MATERIAL SHOWN
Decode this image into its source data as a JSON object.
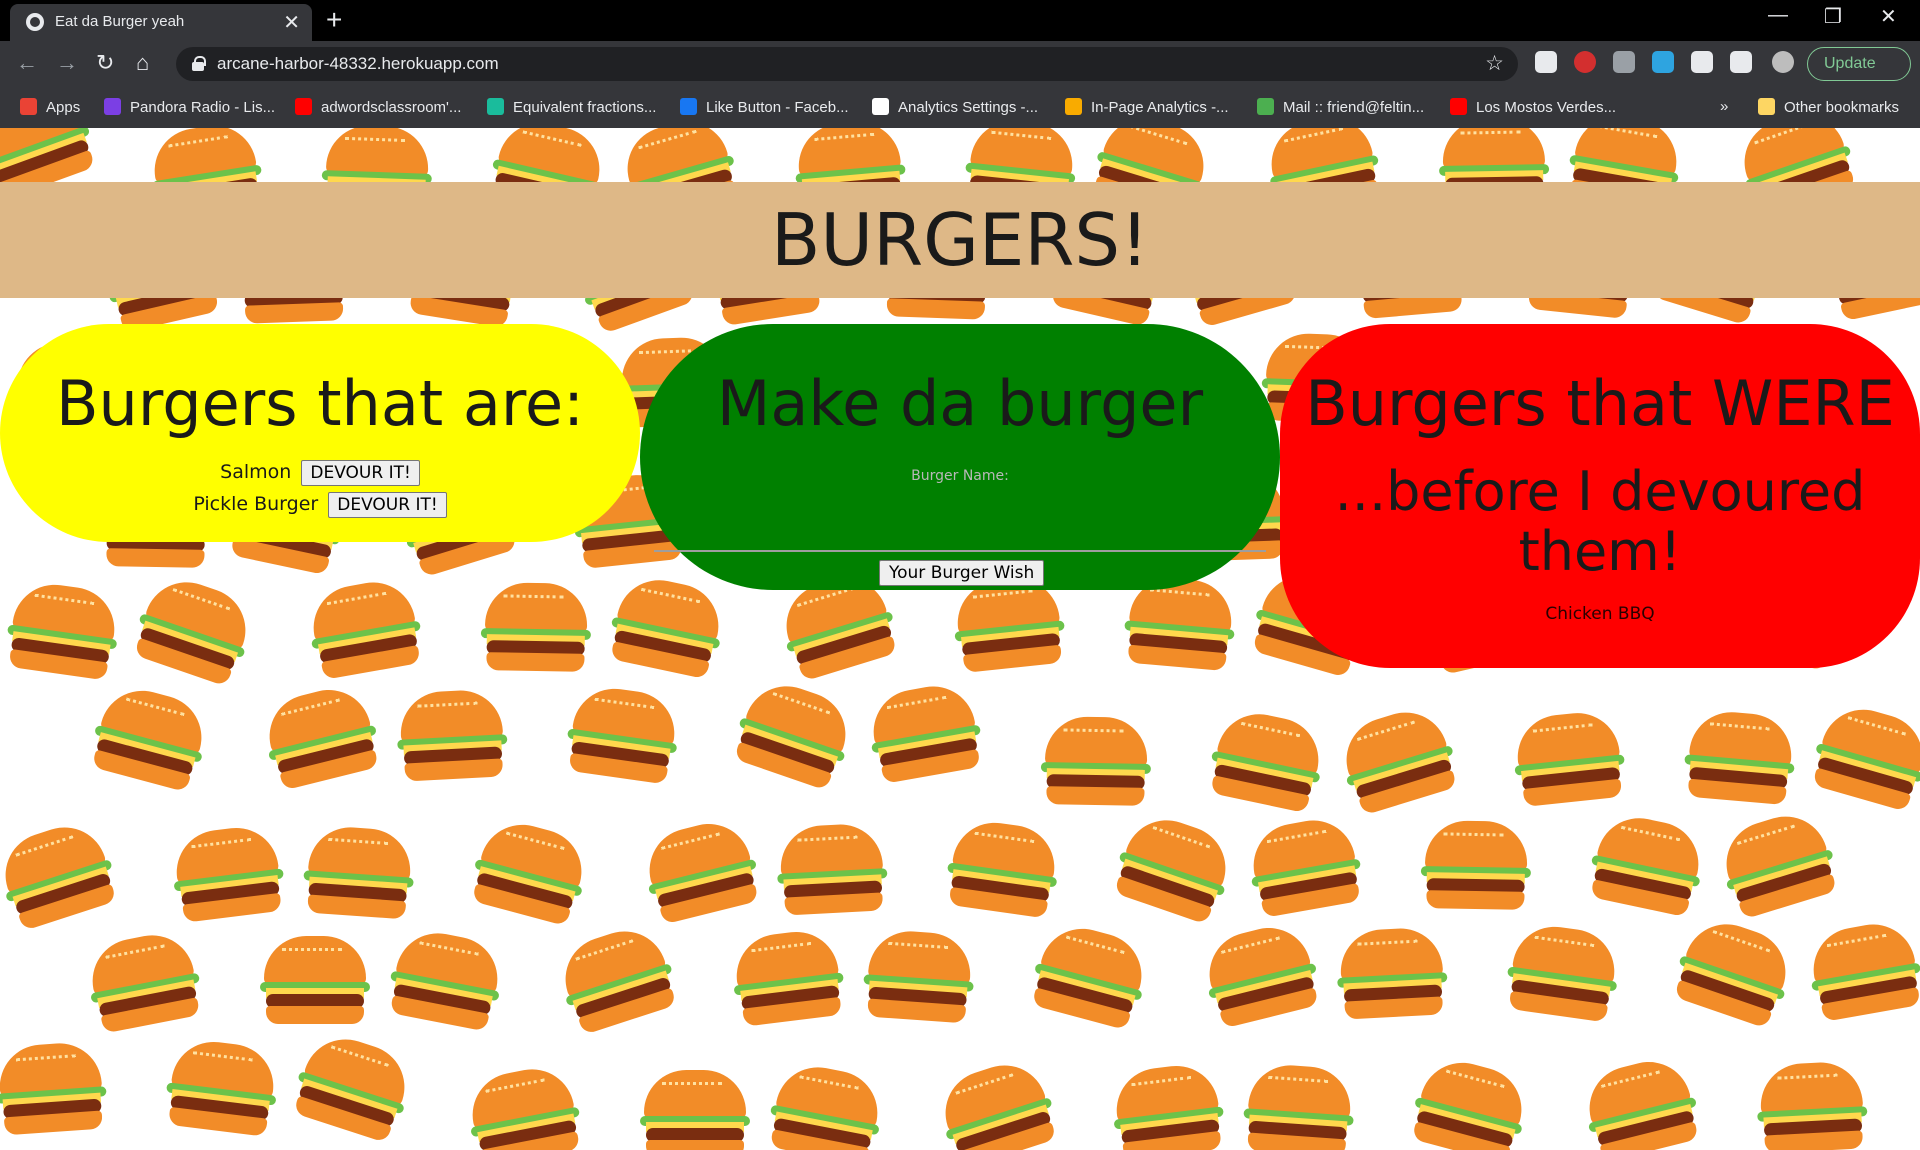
{
  "browser": {
    "tab_title": "Eat da Burger yeah",
    "url": "arcane-harbor-48332.herokuapp.com",
    "update_label": "Update",
    "bookmarks": [
      {
        "label": "Apps",
        "color": "#ea4335"
      },
      {
        "label": "Pandora Radio - Lis...",
        "color": "#7b3fe4"
      },
      {
        "label": "adwordsclassroom'...",
        "color": "#ff0000"
      },
      {
        "label": "Equivalent fractions...",
        "color": "#1abc9c"
      },
      {
        "label": "Like Button - Faceb...",
        "color": "#1877f2"
      },
      {
        "label": "Analytics Settings -...",
        "color": "#ffffff"
      },
      {
        "label": "In-Page Analytics -...",
        "color": "#f9ab00"
      },
      {
        "label": "Mail :: friend@feltin...",
        "color": "#4caf50"
      },
      {
        "label": "Los Mostos Verdes...",
        "color": "#ff0000"
      }
    ],
    "overflow_label": "»",
    "other_bookmarks": "Other bookmarks"
  },
  "page": {
    "title": "BURGERS!",
    "left": {
      "heading": "Burgers that are:",
      "items": [
        {
          "name": "Salmon",
          "button": "DEVOUR IT!"
        },
        {
          "name": "Pickle Burger",
          "button": "DEVOUR IT!"
        }
      ]
    },
    "middle": {
      "heading": "Make da burger",
      "field_label": "Burger Name:",
      "submit_label": "Your Burger Wish"
    },
    "right": {
      "heading": "Burgers that WERE",
      "subheading": "...before I devoured them!",
      "items": [
        "Chicken BBQ"
      ]
    },
    "colors": {
      "header_bg": "#deb887",
      "yellow": "#ffff00",
      "green": "#008000",
      "red": "#ff0000"
    }
  }
}
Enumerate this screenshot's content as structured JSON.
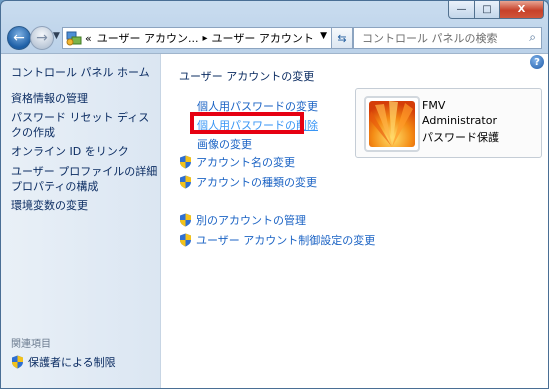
{
  "window": {
    "controls": {
      "minimize": "—",
      "maximize": "□",
      "close": "X"
    }
  },
  "nav": {
    "back_icon": "back-arrow-icon",
    "forward_icon": "forward-arrow-icon",
    "breadcrumb": {
      "prefix": "«",
      "item1": "ユーザー アカウン...",
      "sep": "▸",
      "item2": "ユーザー アカウント"
    },
    "search_placeholder": "コントロール パネルの検索"
  },
  "sidebar": {
    "home": "コントロール パネル ホーム",
    "links": [
      "資格情報の管理",
      "パスワード リセット ディスクの作成",
      "オンライン ID をリンク",
      "ユーザー プロファイルの詳細プロパティの構成",
      "環境変数の変更"
    ],
    "related_title": "関連項目",
    "related_link": "保護者による制限"
  },
  "main": {
    "heading": "ユーザー アカウントの変更",
    "tasks": {
      "change_password": "個人用パスワードの変更",
      "remove_password": "個人用パスワードの削除",
      "change_picture": "画像の変更",
      "change_name": "アカウント名の変更",
      "change_type": "アカウントの種類の変更",
      "manage_other": "別のアカウントの管理",
      "uac_settings": "ユーザー アカウント制御設定の変更"
    },
    "user": {
      "line1": "FMV",
      "line2": "Administrator",
      "line3": "パスワード保護"
    }
  },
  "colors": {
    "link": "#1b63c4",
    "highlight": "#e60012",
    "sidebar_text": "#0b2c62"
  }
}
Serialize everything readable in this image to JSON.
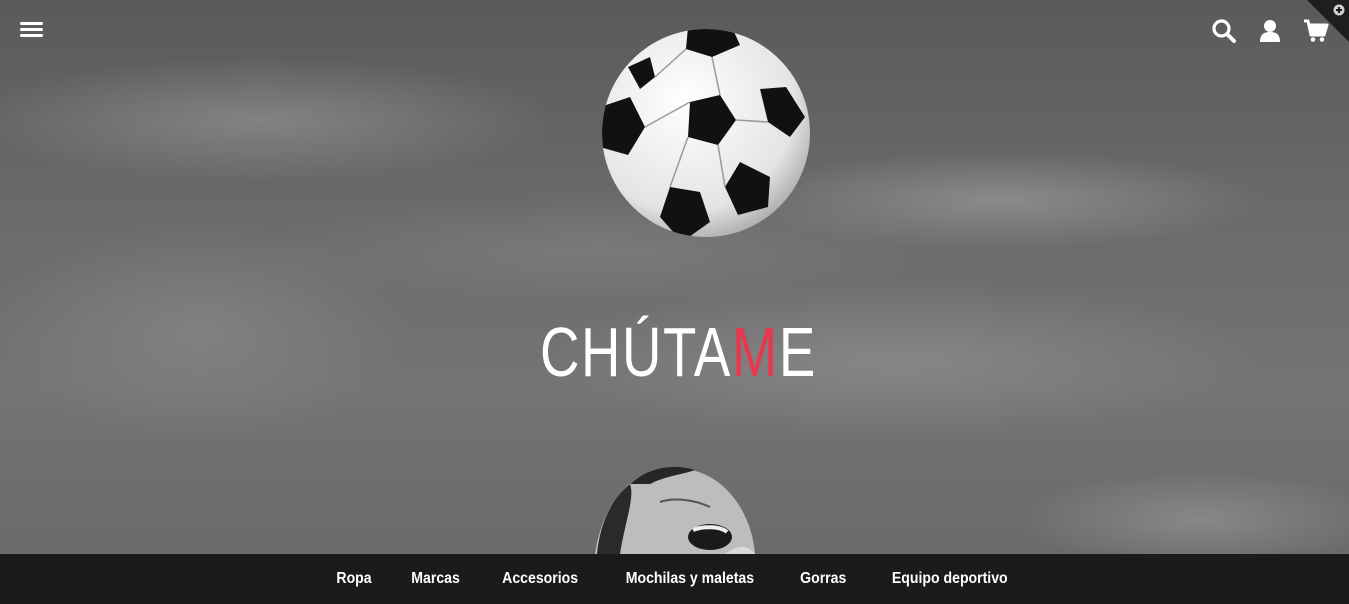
{
  "header": {
    "logo_main": "CHÚTA",
    "logo_accent": "M",
    "logo_end": "E",
    "icons": [
      "menu-icon",
      "search-icon",
      "user-icon",
      "cart-icon",
      "plus-icon"
    ]
  },
  "nav": {
    "items": [
      {
        "label": "Ropa"
      },
      {
        "label": "Marcas"
      },
      {
        "label": "Accesorios"
      },
      {
        "label": "Mochilas y maletas"
      },
      {
        "label": "Gorras"
      },
      {
        "label": "Equipo deportivo"
      }
    ]
  },
  "colors": {
    "accent": "#e8384f",
    "navbar_bg": "#1b1b1b"
  }
}
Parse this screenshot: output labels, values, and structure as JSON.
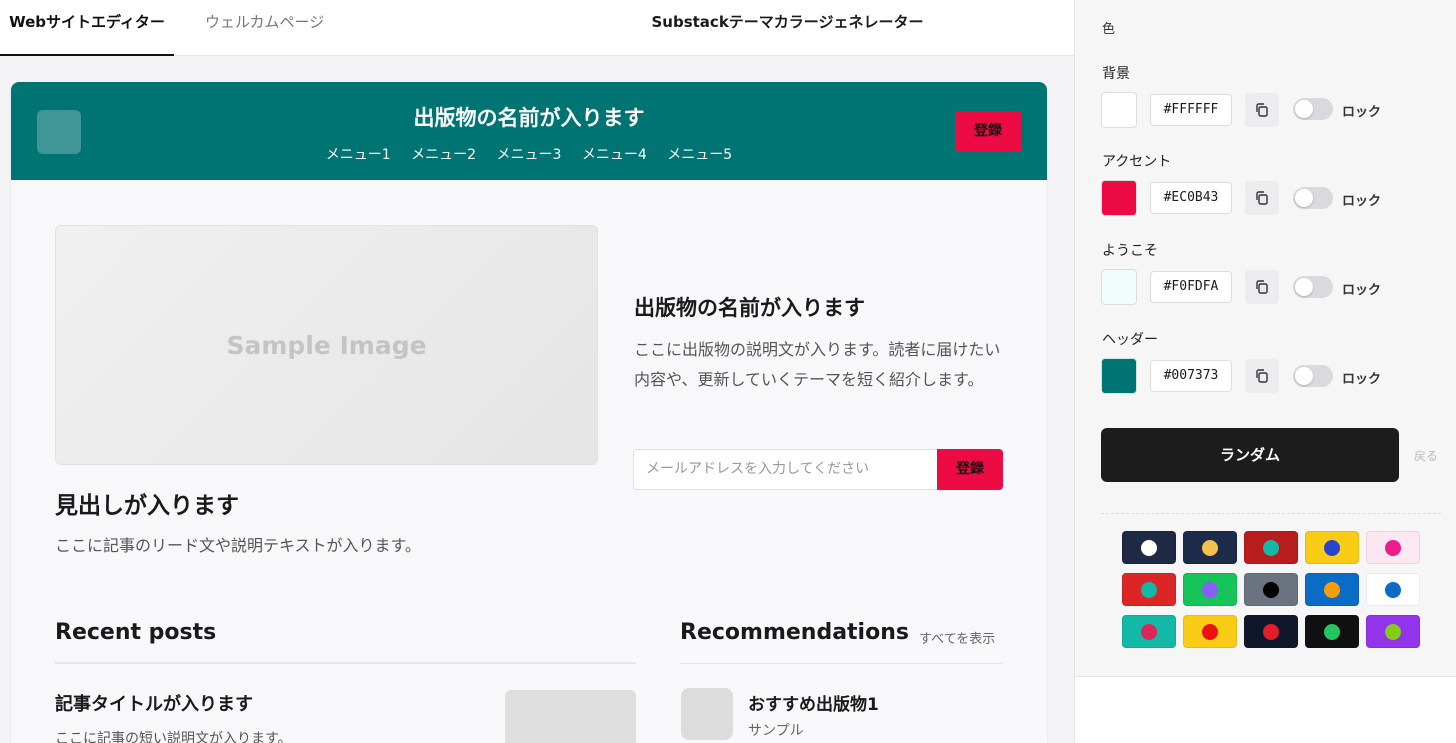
{
  "tabs": [
    {
      "label": "Webサイトエディター",
      "active": true
    },
    {
      "label": "ウェルカムページ",
      "active": false
    }
  ],
  "app_title": "Substackテーマカラージェネレーター",
  "preview": {
    "header": {
      "publication_name": "出版物の名前が入ります",
      "menus": [
        "メニュー1",
        "メニュー2",
        "メニュー3",
        "メニュー4",
        "メニュー5"
      ],
      "subscribe_label": "登録"
    },
    "image_placeholder": "Sample Image",
    "headline": "見出しが入ります",
    "lead": "ここに記事のリード文や説明テキストが入ります。",
    "publication_title": "出版物の名前が入ります",
    "publication_desc": "ここに出版物の説明文が入ります。読者に届けたい内容や、更新していくテーマを短く紹介します。",
    "email_placeholder": "メールアドレスを入力してください",
    "email_button": "登録",
    "recent_posts": {
      "heading": "Recent posts",
      "post_title": "記事タイトルが入ります",
      "post_desc": "ここに記事の短い説明文が入ります。"
    },
    "recommendations": {
      "heading": "Recommendations",
      "see_all": "すべてを表示",
      "item_name": "おすすめ出版物1",
      "item_sub": "サンプル"
    }
  },
  "panel": {
    "section_label": "色",
    "colors": [
      {
        "label": "背景",
        "hex": "#FFFFFF",
        "lock": "ロック"
      },
      {
        "label": "アクセント",
        "hex": "#EC0B43",
        "lock": "ロック"
      },
      {
        "label": "ようこそ",
        "hex": "#F0FDFA",
        "lock": "ロック"
      },
      {
        "label": "ヘッダー",
        "hex": "#007373",
        "lock": "ロック"
      }
    ],
    "random_label": "ランダム",
    "back_label": "戻る",
    "presets": [
      {
        "bg": "#1E2A44",
        "dot": "#FFFFFF"
      },
      {
        "bg": "#1E2A4A",
        "dot": "#F2C14E"
      },
      {
        "bg": "#B91C1C",
        "dot": "#14B8A6"
      },
      {
        "bg": "#FACC15",
        "dot": "#2545D0"
      },
      {
        "bg": "#FCE7F3",
        "dot": "#EC1C8B"
      },
      {
        "bg": "#DC2626",
        "dot": "#14B8A6"
      },
      {
        "bg": "#16C45A",
        "dot": "#8B5CF6"
      },
      {
        "bg": "#6B7280",
        "dot": "#000000"
      },
      {
        "bg": "#0A6CC4",
        "dot": "#F59E0B"
      },
      {
        "bg": "#FFFFFF",
        "dot": "#0A6CC4"
      },
      {
        "bg": "#14B8A6",
        "dot": "#DC2656"
      },
      {
        "bg": "#FACC15",
        "dot": "#EF1111"
      },
      {
        "bg": "#0F172A",
        "dot": "#E11D2A"
      },
      {
        "bg": "#111111",
        "dot": "#22C55E"
      },
      {
        "bg": "#9333EA",
        "dot": "#84CC16"
      }
    ]
  }
}
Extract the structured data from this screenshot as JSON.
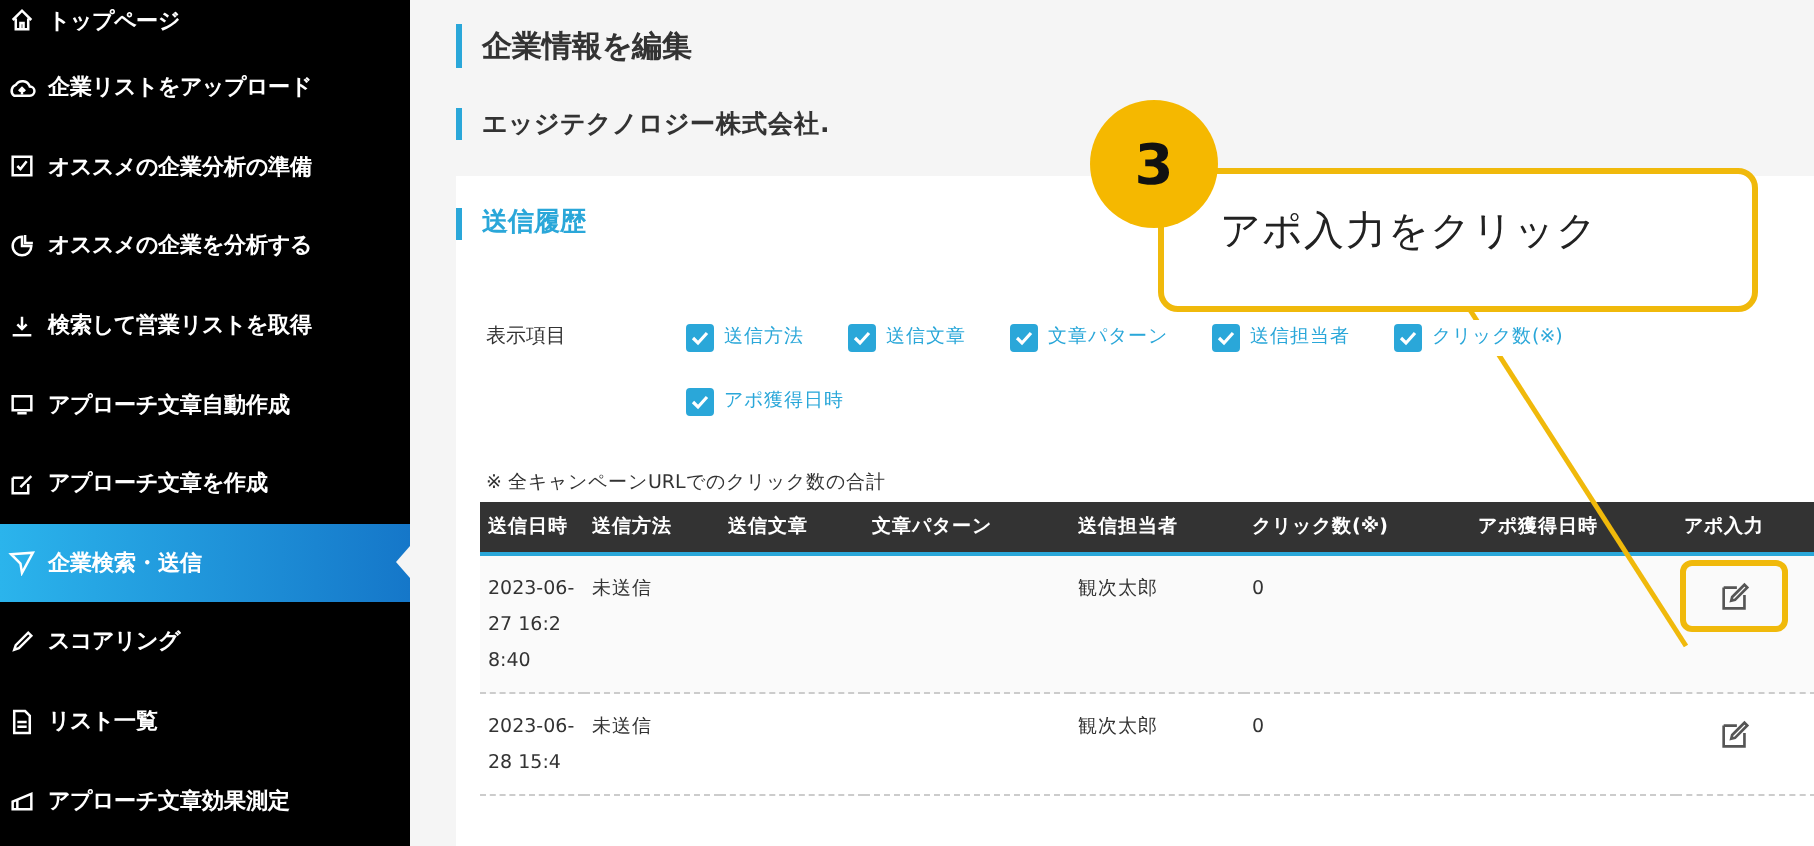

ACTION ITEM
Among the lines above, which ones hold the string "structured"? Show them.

OUTPUT FOR THIS EXERCISE
Enumerate this screenshot's content as structured JSON.
Extract the structured data from this screenshot as JSON.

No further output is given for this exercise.